The wedding is lovely. Sarah looks radiant and Drew’s (Miles Heizer) toast as best man is so sweet. Watching Drew and Amber (Mae Whitman) grow from kids into adults over the course of the series has been a beautiful thing. Two more immensely emotional moments come when Zeek asks Sarah if he’s been a good father and then tells her she was always his favorite child. Aww … what a great parting gift for both of them. Then, Drew recognizes his mother’s selflessness during his toast and she gets choked up. It’s probably time to bust out the fresh, second box of Kleenex here.
Can anyone believe Amber is actually a mom, now? It’s so precious that Zeek and Camille (Bonnie Bedelia) ask her and the baby to move in with them, so they can “share their third act” with the two of them. Here’s another brilliant example of how “Parenthood” illustrates boundless, unconditional family love and with each new addition to a family, comes a whole new well-spring of love. Amber is very brave to raise her child alone. But, she’s got a wonderful support system in her big, loving, sprawling family.
It’s also nice when Zeek gives Crosby (Dax Shepard) the vote of confidence he needs to keep The Luncheonette open on his own. Many families have someone who “grows up” at a slower pace than others. It seems like Crosby has finally come into his own. A dream is a dream and with enough determination and effort, anything can happen.

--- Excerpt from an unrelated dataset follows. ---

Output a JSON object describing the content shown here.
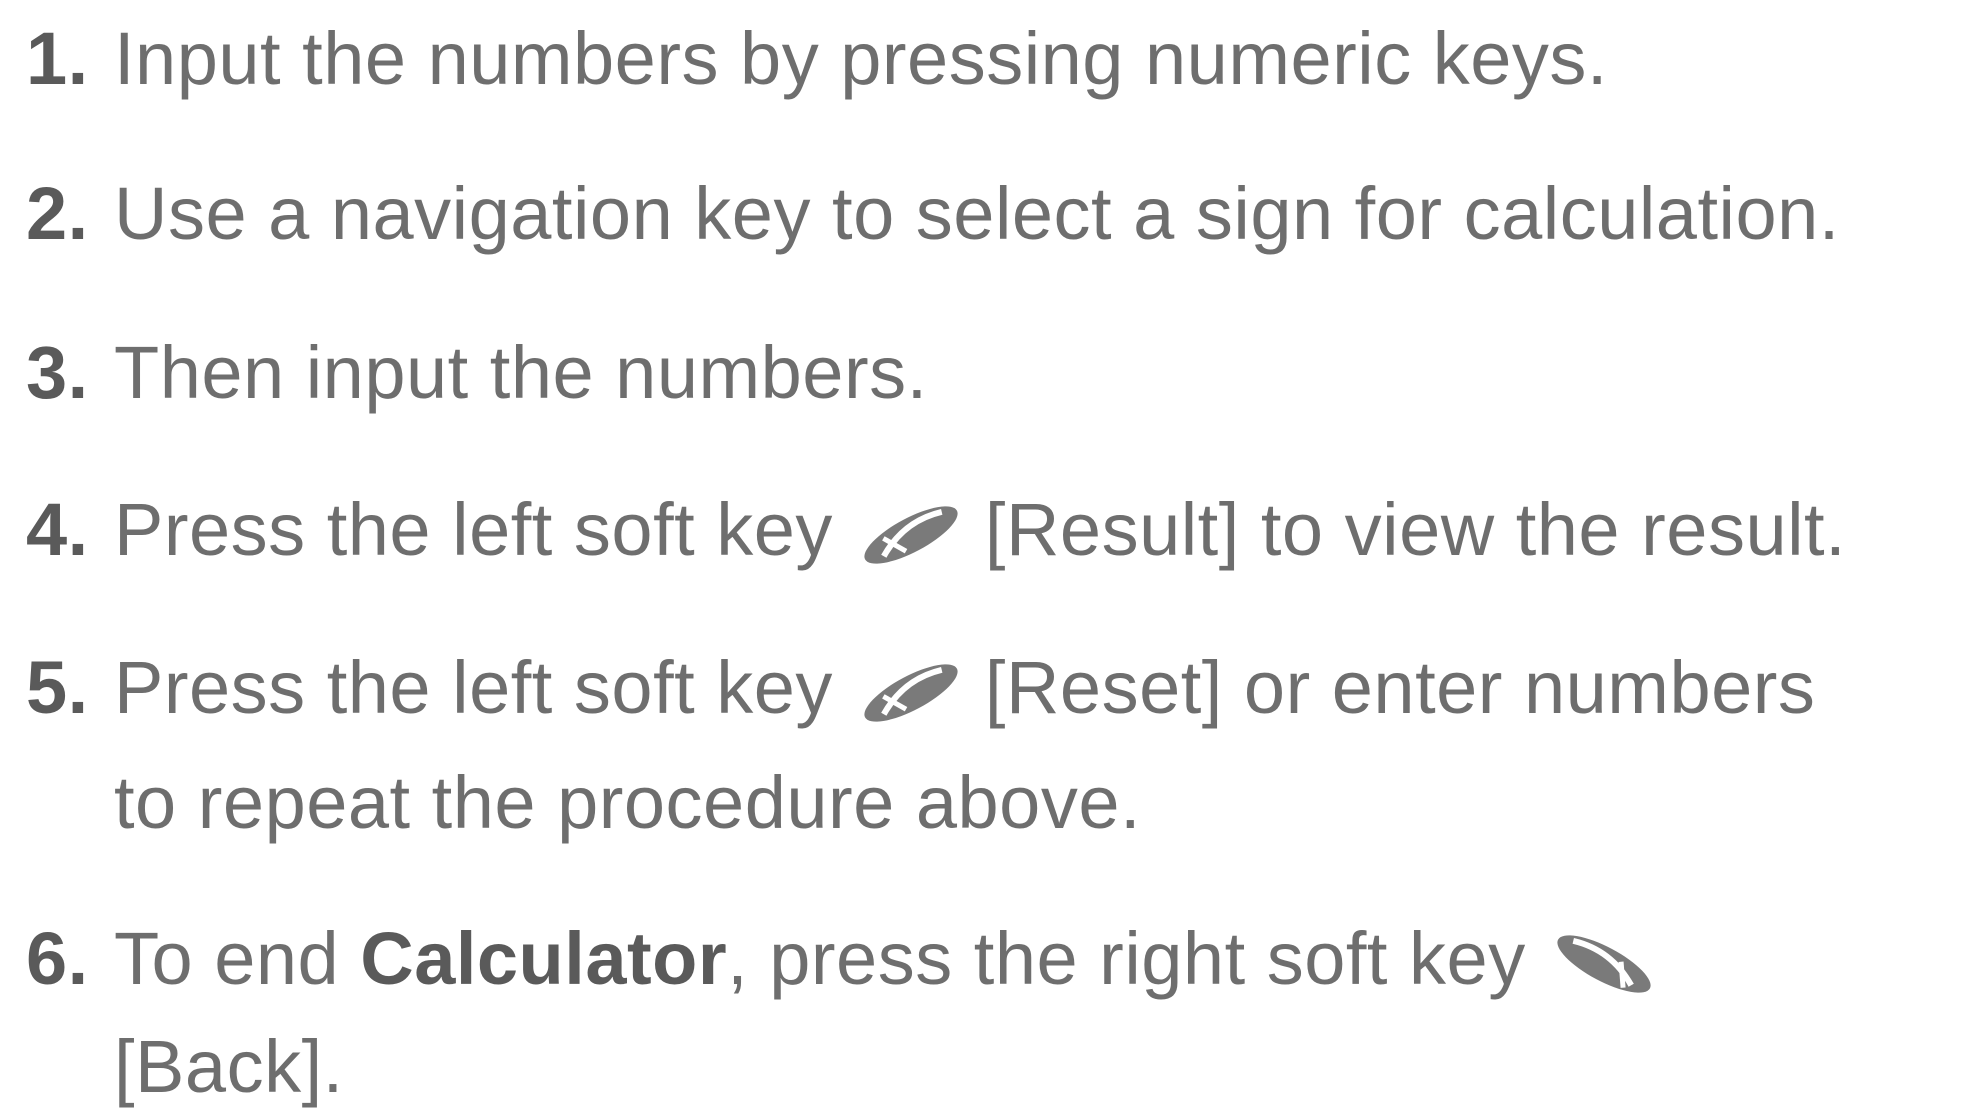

It’s icing on the cake when Crosby asks Amber to stay on while he becomes “the new Adam” and she can be “the new Crosby.” Go team Luncheonette!
Everyone is basically happy with Adam (Peter Krause) taking over as headmaster at Chambers Academy and Joel (Sam Jaeger) and Julia (Erika Christensen) adopting Victor’s baby sister. But, the ending we feared all season finally happens when Camille finds Zeek dead in his chair in the living room. We knew this was coming, but it’s still so hard to take. Can we hear a collective sob, please?
The family gives Zeek a perfect send off by spreading some of his ashes at their baseball field. They all hug and play the game, while flash forwards of each family member play out. It’s bittersweet to see Camille go to the Paris bed and breakfast Zeek was going to take her to. And, isn’t it fun that Joel and Julia have a fourth baby? Amber ends up married, with another child, as Ryan (Matt Lauria) brings little Zeek home from visitation. (Yay that he gets to be part of his son’s life!)
Meanwhile, Crosby and Jasmine succeed at the studio. Their kids have grown and another is on the way. Adam and Kristina (Monica Potter) look on as Max graduates and his genuine smile seems almost as momentous as the grand occasion. “Parenthood” should forever be commended for raising such beautiful awareness of Autism and Asperger’s via Max Burkholder’s incredible work as Max Braverman. Max reached a lot of plateaus in the series, including his first dance with a girl Woot, woot!
So, everyone’s going to live happily ever after and a whole pack of new Bravermans will fill the family tree. It seems like six years has gone by really fast. It’s been amazing to share these beloved characters’ individual and collective journeys. The entire cast and crew has done an incredible job bringing an ordinary, yet somehow extraordinary family to life.
Overall, we’ve laughed and cried with them, shared their struggles and celebrated their victories. While it’s terrible to bid the Bravermans farewell, we’ll remain forever grateful for all they made us feel. And perhaps the most beautiful thing for most of us is that we will come away from “Parenthood” cherishing our own families even more.